When you are trying to buy something that is not listed for sale, it is reasonable to expect to pay some premium over the value of the item. We see this all the time when companies are taken over. These deals also do not necessarily close in a mater of days. When Dell went private recently, it took over a year for the deal to be completed.
Even though Bro is the one being sued, there is a presumption of innocence in our legal system. This is at least some of the reason why he is being given his choice of dates of when to meet. It is also unreasonable to expect him to be cooperative in this matter, because he has the same stakes that you do: if you lose this house, you are unlikely to be able to afford to buy another house unless you pick one of the “ten cheapest places to live” real estate markets. He is not a “motivated seller”, so other motivations have to be found. I don’t know whether there is the possibility of the judge being called in immediately should Bro blow off the next meeting, or whether more time has to be allowed to try to come to an agreement before the case reaches court.
What are the consequences of the administrative dismissal of the case? Usually when a case is dismissed, it can be refiled. Was the instruction to you to have some sort of arbitration or negotiation with Bro and his lawyer before the court would hear your case? Right now, you are in a position where you have to try to get Bro to agree to a buyout price, presuming that the “hammer” of going to court and seeking a partition of the property still exists. Another question that I’d ask is whether homes of your type and condition are selling above or below the appraised value. This would affect the price that you would offer him.
Though you don’t want to bring all the drama with you and Bro up to your lawyer, it would be worthwhile to mention that this isn’t the first time that he has failed to pay his part of the costs, and you have enough data to make a case for being “slow pay/no pay” to be his standard operating procedure. If memory serves, you had a tax lien on your house a couple of years ago, so he put ownership of your house at risk through his actions and wound up costing you more money, because you had to pay interest to the holder of the tax lien.

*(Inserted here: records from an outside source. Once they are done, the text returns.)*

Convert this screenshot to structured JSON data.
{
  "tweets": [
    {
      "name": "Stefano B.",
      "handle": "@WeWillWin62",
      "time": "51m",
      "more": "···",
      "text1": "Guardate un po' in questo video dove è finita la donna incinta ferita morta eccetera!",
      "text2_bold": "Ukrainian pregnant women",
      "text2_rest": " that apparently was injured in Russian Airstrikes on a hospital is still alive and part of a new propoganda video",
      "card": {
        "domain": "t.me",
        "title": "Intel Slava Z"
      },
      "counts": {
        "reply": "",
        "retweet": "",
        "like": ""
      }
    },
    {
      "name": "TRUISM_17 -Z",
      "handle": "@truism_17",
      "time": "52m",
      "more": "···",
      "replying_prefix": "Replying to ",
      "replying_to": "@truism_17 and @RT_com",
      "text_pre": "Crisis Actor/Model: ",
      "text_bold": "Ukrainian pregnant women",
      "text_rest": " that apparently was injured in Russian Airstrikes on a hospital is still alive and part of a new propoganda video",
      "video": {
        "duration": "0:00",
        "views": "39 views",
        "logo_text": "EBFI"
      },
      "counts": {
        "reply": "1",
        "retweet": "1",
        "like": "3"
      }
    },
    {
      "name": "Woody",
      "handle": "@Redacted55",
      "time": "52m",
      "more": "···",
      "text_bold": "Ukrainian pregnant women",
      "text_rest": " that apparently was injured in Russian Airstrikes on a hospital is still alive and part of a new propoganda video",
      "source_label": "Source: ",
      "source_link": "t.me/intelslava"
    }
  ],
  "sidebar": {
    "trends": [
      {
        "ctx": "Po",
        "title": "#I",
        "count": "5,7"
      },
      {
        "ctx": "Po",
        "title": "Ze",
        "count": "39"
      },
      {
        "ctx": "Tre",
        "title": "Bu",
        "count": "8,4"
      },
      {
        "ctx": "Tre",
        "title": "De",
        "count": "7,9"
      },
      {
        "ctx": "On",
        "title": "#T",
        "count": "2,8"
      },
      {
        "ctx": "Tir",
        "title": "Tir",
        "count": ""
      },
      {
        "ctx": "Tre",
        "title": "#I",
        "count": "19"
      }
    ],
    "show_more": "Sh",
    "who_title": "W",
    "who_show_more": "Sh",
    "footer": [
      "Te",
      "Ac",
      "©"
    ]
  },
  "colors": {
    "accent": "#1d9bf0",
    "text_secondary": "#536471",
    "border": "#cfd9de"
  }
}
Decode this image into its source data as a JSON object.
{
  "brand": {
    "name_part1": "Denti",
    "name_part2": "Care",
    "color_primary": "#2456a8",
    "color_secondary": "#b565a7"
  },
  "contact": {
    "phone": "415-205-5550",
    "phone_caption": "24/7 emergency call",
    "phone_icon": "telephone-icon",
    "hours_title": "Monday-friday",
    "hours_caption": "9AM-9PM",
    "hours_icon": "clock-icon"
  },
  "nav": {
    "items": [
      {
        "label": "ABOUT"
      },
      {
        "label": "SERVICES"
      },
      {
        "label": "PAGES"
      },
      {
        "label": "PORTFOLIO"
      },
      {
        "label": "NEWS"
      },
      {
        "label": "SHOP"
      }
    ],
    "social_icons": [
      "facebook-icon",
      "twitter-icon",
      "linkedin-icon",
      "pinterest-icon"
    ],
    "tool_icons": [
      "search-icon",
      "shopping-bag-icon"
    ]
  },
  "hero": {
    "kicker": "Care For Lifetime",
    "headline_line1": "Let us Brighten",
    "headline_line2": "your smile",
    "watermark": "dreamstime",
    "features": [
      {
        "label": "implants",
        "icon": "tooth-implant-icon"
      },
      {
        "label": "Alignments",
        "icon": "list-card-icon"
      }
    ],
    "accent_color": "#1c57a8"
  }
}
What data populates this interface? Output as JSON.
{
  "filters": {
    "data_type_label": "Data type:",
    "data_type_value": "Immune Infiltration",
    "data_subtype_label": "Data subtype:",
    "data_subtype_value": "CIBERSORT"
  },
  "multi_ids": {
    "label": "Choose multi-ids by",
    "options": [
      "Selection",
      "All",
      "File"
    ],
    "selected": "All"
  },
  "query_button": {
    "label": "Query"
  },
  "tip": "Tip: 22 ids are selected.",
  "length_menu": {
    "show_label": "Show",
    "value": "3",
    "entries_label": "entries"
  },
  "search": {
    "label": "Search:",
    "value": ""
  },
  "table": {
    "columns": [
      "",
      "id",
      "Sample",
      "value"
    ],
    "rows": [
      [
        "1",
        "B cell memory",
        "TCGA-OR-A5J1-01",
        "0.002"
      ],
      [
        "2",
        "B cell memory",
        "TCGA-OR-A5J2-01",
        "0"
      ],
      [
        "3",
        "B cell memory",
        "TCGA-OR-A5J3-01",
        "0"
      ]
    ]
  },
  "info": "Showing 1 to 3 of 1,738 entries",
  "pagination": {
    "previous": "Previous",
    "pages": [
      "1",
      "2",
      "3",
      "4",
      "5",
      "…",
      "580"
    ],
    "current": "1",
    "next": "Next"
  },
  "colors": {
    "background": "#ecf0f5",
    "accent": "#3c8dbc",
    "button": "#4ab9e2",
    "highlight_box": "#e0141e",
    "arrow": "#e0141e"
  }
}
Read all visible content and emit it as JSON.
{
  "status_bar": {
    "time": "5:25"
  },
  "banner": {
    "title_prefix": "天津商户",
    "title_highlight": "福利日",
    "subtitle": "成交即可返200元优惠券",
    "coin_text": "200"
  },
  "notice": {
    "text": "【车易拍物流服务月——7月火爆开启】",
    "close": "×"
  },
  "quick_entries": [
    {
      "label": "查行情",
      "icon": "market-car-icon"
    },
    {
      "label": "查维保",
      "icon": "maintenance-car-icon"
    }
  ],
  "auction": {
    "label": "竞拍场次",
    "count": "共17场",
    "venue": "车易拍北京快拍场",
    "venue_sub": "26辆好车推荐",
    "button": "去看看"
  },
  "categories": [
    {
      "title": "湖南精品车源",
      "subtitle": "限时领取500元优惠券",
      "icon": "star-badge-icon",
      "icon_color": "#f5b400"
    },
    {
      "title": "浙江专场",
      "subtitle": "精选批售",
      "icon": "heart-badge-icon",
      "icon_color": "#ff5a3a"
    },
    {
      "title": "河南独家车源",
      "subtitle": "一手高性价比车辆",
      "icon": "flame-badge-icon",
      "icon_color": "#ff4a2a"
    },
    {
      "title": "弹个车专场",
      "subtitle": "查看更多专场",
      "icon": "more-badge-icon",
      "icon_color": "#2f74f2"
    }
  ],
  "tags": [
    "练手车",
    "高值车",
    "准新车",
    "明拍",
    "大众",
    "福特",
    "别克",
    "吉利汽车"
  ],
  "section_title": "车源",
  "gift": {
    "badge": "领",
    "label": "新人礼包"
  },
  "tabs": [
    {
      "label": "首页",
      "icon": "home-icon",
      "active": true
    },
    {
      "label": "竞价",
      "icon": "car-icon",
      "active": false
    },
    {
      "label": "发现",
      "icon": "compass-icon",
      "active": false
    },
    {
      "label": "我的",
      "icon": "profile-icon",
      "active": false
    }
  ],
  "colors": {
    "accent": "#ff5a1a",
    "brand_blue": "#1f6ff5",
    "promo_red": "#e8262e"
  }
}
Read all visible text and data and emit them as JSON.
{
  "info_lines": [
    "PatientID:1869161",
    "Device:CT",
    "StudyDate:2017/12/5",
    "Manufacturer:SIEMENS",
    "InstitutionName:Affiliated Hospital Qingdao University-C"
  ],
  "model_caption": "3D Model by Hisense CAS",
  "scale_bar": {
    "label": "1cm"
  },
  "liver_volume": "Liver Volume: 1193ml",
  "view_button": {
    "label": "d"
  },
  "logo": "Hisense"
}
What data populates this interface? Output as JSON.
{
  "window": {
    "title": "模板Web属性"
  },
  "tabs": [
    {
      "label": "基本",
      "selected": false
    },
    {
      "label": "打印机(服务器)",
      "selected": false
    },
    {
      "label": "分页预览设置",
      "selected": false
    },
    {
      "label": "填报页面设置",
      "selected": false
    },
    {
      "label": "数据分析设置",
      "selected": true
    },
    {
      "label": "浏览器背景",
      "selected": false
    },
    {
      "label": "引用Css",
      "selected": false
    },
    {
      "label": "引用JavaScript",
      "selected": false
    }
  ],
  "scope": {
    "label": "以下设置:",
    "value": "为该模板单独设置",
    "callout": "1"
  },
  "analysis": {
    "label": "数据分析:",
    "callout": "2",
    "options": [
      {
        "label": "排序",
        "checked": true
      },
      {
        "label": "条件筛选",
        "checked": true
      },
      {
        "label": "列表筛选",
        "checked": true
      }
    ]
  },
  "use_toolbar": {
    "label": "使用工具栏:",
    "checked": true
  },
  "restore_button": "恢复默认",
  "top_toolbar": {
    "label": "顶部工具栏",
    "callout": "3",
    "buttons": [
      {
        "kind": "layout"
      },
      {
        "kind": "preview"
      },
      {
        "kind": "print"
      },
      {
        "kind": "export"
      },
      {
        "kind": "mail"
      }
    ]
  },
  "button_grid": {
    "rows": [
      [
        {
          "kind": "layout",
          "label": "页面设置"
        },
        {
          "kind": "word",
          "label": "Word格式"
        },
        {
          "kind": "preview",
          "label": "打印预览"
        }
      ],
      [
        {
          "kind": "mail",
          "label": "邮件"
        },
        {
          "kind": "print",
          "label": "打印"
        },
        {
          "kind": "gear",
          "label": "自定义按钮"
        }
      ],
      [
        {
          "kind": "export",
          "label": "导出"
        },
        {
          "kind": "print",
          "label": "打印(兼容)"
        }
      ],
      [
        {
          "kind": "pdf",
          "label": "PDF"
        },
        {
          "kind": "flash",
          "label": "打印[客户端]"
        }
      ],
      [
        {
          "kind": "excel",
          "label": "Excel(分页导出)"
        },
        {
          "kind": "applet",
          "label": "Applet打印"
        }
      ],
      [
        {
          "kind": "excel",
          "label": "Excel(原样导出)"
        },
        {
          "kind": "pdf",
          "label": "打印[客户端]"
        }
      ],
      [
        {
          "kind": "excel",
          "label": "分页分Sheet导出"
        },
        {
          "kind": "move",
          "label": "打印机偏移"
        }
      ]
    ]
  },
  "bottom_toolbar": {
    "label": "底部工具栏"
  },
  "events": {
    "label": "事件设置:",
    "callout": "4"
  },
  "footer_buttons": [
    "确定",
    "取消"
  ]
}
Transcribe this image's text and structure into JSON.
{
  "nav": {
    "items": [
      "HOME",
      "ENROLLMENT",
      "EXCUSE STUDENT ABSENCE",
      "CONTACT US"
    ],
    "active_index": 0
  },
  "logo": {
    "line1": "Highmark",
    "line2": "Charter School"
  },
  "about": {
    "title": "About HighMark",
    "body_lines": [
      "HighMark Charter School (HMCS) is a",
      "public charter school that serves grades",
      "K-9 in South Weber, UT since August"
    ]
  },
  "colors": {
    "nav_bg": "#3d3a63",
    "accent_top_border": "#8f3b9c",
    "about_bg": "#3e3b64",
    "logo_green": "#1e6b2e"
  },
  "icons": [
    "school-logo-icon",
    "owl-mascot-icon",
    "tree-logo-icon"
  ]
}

One thing to check is whether the form of ownership of your house is “joint tenants with right of survivorship”. If it is, that’s good, because should Bro die, you inherit his interest in the house, even if his will leaves it to someone else.